I definitely applaud those who compete in the Iditarod.  My heart goes out to both the mushers and their dog teams.  It is such an exciting, yet brutal, race.  Few settings would be more physically, and mentally, demanding than the open Alaskan wilderness along the Iditarod Trail. 


For more information, including rules, musher profiles and current standings, visit the official Iditarod website here. Click here to view the GPS tracker.





It's Baaaack

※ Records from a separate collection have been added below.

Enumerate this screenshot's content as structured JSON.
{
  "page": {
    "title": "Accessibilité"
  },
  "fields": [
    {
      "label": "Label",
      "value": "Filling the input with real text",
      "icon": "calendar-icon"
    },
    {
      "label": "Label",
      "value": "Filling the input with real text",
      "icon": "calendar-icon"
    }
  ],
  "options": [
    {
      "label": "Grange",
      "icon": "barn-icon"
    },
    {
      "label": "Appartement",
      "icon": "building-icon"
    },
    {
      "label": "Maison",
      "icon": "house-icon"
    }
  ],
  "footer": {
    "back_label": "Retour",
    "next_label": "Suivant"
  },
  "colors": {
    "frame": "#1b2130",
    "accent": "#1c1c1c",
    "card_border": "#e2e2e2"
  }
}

Starting some Sunday in the very near future, I will be bringing back our Photo of the Week feature.  Get excited!!  Every Sunday, or at least those when we're not on an adventure, I will post a new pic of something that happened the week before.  These pictures may represent things we've done, things we've seen and even things we enjoy!  We hope you enjoy them :)

Denali.

Fur Rondy!

The Fur Rondy Festival is a significant part of the history and tradition of Anchorage.  In the 1930s, Anchorage was a small town with little to do during the brutal winters.  To combat this depressing time, a festival was created to coincide with the time that the miners and trappers came to town with their winter's yield.  It got its name from the economic importance of the Alaskan Fur Trade, which during the 1900s, was Alaska's 3rd most valuable industry.  So, it only seemed logical to incorporate the industry into the celebration.

The first official festival began February 1935 as a 3-day sports tournament, featuring skiing, hockey, basketball, boxing and a children's dog sled race. Since then it has gained both national and international notoriety, growing from 3 days to 10 days of celebration.  During this time the streets come alive with winter sports, native art and culture, plus tons of events for everyone to enjoy! It is a time that allows you to feel Alaska's frontier spirit. Activities include a fur auction, the World Championship Sled Dog race, outhouse races, Yukigasen snow ball fight, snowshoe softball, blanket toss, a carnival, fireworks, snow sculptures, hockey, the extremely popular, and crazy, Running of the Reindeer and much much more!

Fur Rondy came to a close this past weekend, and unfortunately I didn't get to take part in any of the festivities this year, but here are some pics from last year...

On your mark, get set...
GO!
Fur auction.

Visiting Alaska in winter may not be appealing to most, but if you do choose to brave it, schedule your visit around Fur Rondy.  It's an experience that will forever be etched in your memory. Guaranteed.